I have a system that I had added a small amount of salt to a while back in order to help with potential nitrite poisoning of my fish. I don't recall the exact amount, but it was less than the recommended safe amount that has been batted around. It didn't really affect my fish or plants.
Using the API test kit, my pH is about 7.0.
I just bought a nice industrial quality submersible pH probe, and it pegged at 14.0. I was puzzled and figured I must have got a bad signal amplifier or way bad calibration. Until I dropped it in tap-water, at which time it read a nice 7.6. Back in my system water and it's back to 14.0.
So, has anyone else experienced this? Looks like the salt in the water greatly affects the electrical potential that a pH probe uses to measure pH.
I guess I'll have to do major league water changing over time to get the salt out so I can use a meter for pH.
Any other way to get the salt out??
Did you check the PH meter against an API result?
I don't know what probe you have, but I'd think it highly unlikely that it would be the salt. Take some of that same tap water, measure pH, then put a bit of salt in the glass, measure again see what happens. IDK, it may be the specific probe you have (again, seems weird for it to be that though)?
Water change seems pretty drastic at this point.
How/why did you figure it was the salt?
You're right about the water changing. I'm not going to do that until I'm certain what is happening.
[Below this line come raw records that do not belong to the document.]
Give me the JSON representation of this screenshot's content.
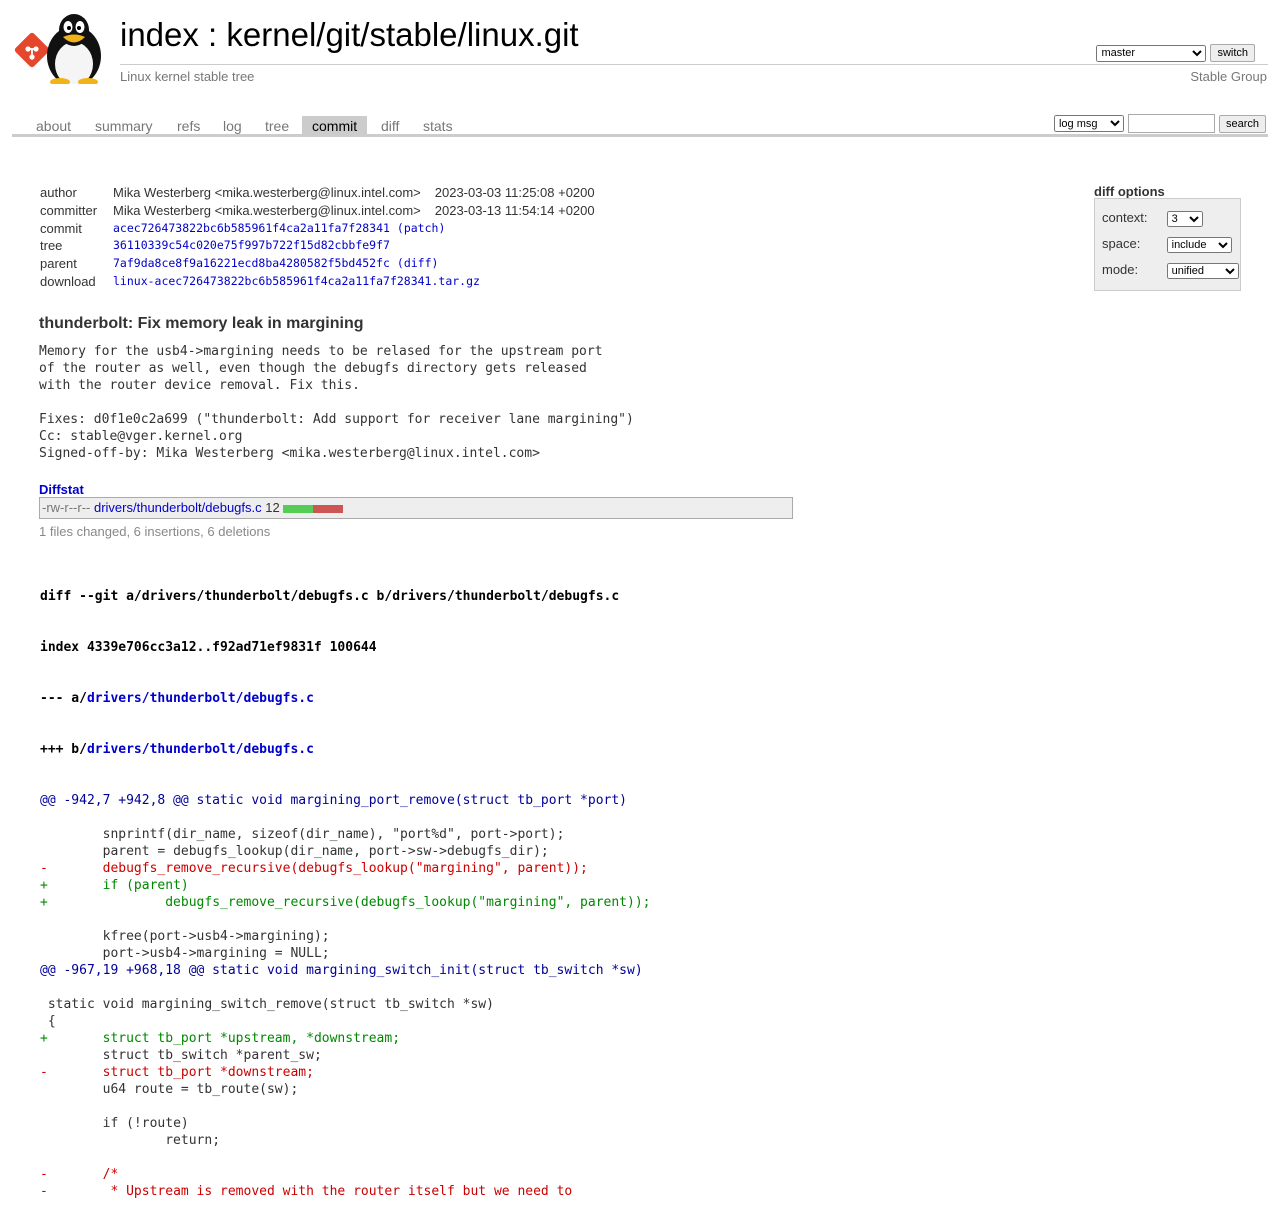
{
  "header": {
    "title": "index : kernel/git/stable/linux.git",
    "subtitle": "Linux kernel stable tree",
    "owner": "Stable Group",
    "branch_selected": "master",
    "switch_label": "switch"
  },
  "tabs": [
    {
      "label": "about",
      "active": false
    },
    {
      "label": "summary",
      "active": false
    },
    {
      "label": "refs",
      "active": false
    },
    {
      "label": "log",
      "active": false
    },
    {
      "label": "tree",
      "active": false
    },
    {
      "label": "commit",
      "active": true
    },
    {
      "label": "diff",
      "active": false
    },
    {
      "label": "stats",
      "active": false
    }
  ],
  "search": {
    "select_value": "log msg",
    "button_label": "search"
  },
  "commit_info": {
    "author_label": "author",
    "author": "Mika Westerberg <mika.westerberg@linux.intel.com>",
    "author_date": "2023-03-03 11:25:08 +0200",
    "committer_label": "committer",
    "committer": "Mika Westerberg <mika.westerberg@linux.intel.com>",
    "committer_date": "2023-03-13 11:54:14 +0200",
    "commit_label": "commit",
    "commit_hash": "acec726473822bc6b585961f4ca2a11fa7f28341",
    "commit_extra": "patch",
    "tree_label": "tree",
    "tree_hash": "36110339c54c020e75f997b722f15d82cbbfe9f7",
    "parent_label": "parent",
    "parent_hash": "7af9da8ce8f9a16221ecd8ba4280582f5bd452fc",
    "parent_extra": "diff",
    "download_label": "download",
    "download_file": "linux-acec726473822bc6b585961f4ca2a11fa7f28341.tar.gz"
  },
  "diff_options": {
    "title": "diff options",
    "context_label": "context:",
    "context_value": "3",
    "space_label": "space:",
    "space_value": "include",
    "mode_label": "mode:",
    "mode_value": "unified"
  },
  "message": {
    "subject": "thunderbolt: Fix memory leak in margining",
    "body": "Memory for the usb4->margining needs to be relased for the upstream port\nof the router as well, even though the debugfs directory gets released\nwith the router device removal. Fix this.\n\nFixes: d0f1e0c2a699 (\"thunderbolt: Add support for receiver lane margining\")\nCc: stable@vger.kernel.org\nSigned-off-by: Mika Westerberg <mika.westerberg@linux.intel.com>"
  },
  "diffstat": {
    "title": "Diffstat",
    "mode": "-rw-r--r--",
    "file": "drivers/thunderbolt/debugfs.c",
    "changes": "12",
    "summary": "1 files changed, 6 insertions, 6 deletions"
  },
  "diff": {
    "header_line": "diff --git a/drivers/thunderbolt/debugfs.c b/drivers/thunderbolt/debugfs.c",
    "index_line": "index 4339e706cc3a12..f92ad71ef9831f 100644",
    "minus_prefix": "--- a/",
    "plus_prefix": "+++ b/",
    "file_path": "drivers/thunderbolt/debugfs.c",
    "lines": [
      {
        "type": "hunk",
        "text": "@@ -942,7 +942,8 @@ static void margining_port_remove(struct tb_port *port)"
      },
      {
        "type": "ctx",
        "text": " "
      },
      {
        "type": "ctx",
        "text": " \tsnprintf(dir_name, sizeof(dir_name), \"port%d\", port->port);"
      },
      {
        "type": "ctx",
        "text": " \tparent = debugfs_lookup(dir_name, port->sw->debugfs_dir);"
      },
      {
        "type": "del",
        "text": "-\tdebugfs_remove_recursive(debugfs_lookup(\"margining\", parent));"
      },
      {
        "type": "add",
        "text": "+\tif (parent)"
      },
      {
        "type": "add",
        "text": "+\t\tdebugfs_remove_recursive(debugfs_lookup(\"margining\", parent));"
      },
      {
        "type": "ctx",
        "text": " "
      },
      {
        "type": "ctx",
        "text": " \tkfree(port->usb4->margining);"
      },
      {
        "type": "ctx",
        "text": " \tport->usb4->margining = NULL;"
      },
      {
        "type": "hunk",
        "text": "@@ -967,19 +968,18 @@ static void margining_switch_init(struct tb_switch *sw)"
      },
      {
        "type": "ctx",
        "text": " "
      },
      {
        "type": "ctx",
        "text": " static void margining_switch_remove(struct tb_switch *sw)"
      },
      {
        "type": "ctx",
        "text": " {"
      },
      {
        "type": "add",
        "text": "+\tstruct tb_port *upstream, *downstream;"
      },
      {
        "type": "ctx",
        "text": " \tstruct tb_switch *parent_sw;"
      },
      {
        "type": "del",
        "text": "-\tstruct tb_port *downstream;"
      },
      {
        "type": "ctx",
        "text": " \tu64 route = tb_route(sw);"
      },
      {
        "type": "ctx",
        "text": " "
      },
      {
        "type": "ctx",
        "text": " \tif (!route)"
      },
      {
        "type": "ctx",
        "text": " \t\treturn;"
      },
      {
        "type": "ctx",
        "text": " "
      },
      {
        "type": "del",
        "text": "-\t/*"
      },
      {
        "type": "del",
        "text": "-\t * Upstream is removed with the router itself but we need to"
      }
    ]
  }
}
My API test kit reads 7.0, so this is something particular to this probe. It's a standard kind of probe, though, with the blue glass bubble filled with electrolyte (sealed) and a little wire sensor suspended in it. Industry standard item off of Omega Engineering web site.
I figured it was the salt as that effects conductivity of water. I suppose it could be other things present in my system that aren't in tap water. Most of those things are in ppm, though, and salinity is probably closer to ppt levels (I think). I also know that pH measurements are different for saltwater systems, so I figure that might be in play.
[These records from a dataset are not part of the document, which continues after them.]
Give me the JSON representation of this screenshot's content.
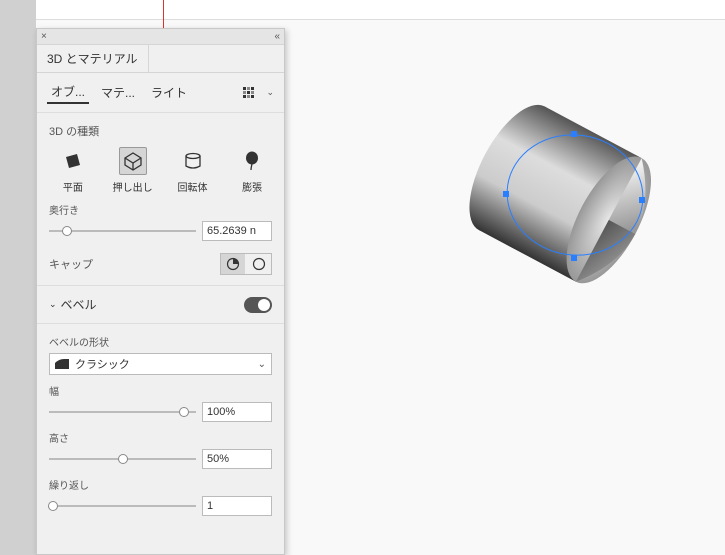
{
  "panel": {
    "title": "3D とマテリアル",
    "close_label": "×",
    "collapse_label": "«"
  },
  "subtabs": {
    "objects": "オブ...",
    "materials": "マテ...",
    "lights": "ライト"
  },
  "type_section": {
    "label": "3D の種類",
    "items": {
      "plane": "平面",
      "extrude": "押し出し",
      "revolve": "回転体",
      "inflate": "膨張"
    }
  },
  "depth": {
    "label": "奥行き",
    "value": "65.2639 n"
  },
  "cap": {
    "label": "キャップ"
  },
  "bevel": {
    "title": "ベベル",
    "shape_label": "ベベルの形状",
    "shape_value": "クラシック",
    "width_label": "幅",
    "width_value": "100%",
    "height_label": "高さ",
    "height_value": "50%",
    "repeat_label": "繰り返し",
    "repeat_value": "1"
  }
}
Your idea to add the same salt to my tapwater and measure again is perfect. I'll try that!
I don't think any kind of conductivity from mineral salts should affect the electrode. How would hydro folks ever measure their pH then? I have a similar 'electrolyte filled, glass bubble-wire probe, and just for giggles tried it out a few minutes ago in a glass of water, then with a little salt, then a bunch more salt...Mine is as I figured it'd be...A OK...
Hmm. This is getting interesting. You really got me thinking now.
I wonder if some of my electrical equipment has some leakage current into the water? Like the water heater, pump, or even the temperature probe. Could that raise the potential off ground and affect the pH sensor?
I know I can test this as soon as I get home today. I'll just shut off each one-at-a-time.
I can't imagine what else it might be... I'll follow up as soon as I get home.
Well, it's the RTD Pt100 temperature sensor I have in the tank water (it's connected to an analog input in the PLC). Take that out, and pH reads fine. Put it in, and I get 14.0. Odd thing is, I don't read any voltage or current between the temp sensor and ground. So maybe there is some kind of current loop between the temp sensor and some other piece of equipment in the water (pump, heater). That's going to take some thinking and tests. It could be the temp sensor is grounding current off something else.
Thanks, Vlad, for doing your salt test, and encouraging me to think this through!
I work with multiple saltwater recirculating systems at commercial hatchery. This to me definitely seems like a stray voltage issue (doesn't take much). Two ways to try and solve issues with stray voltage -1) install a grounding wire from water to ground or 2) use a beaker to remove sample water for testing (stray voltage no longer an issue).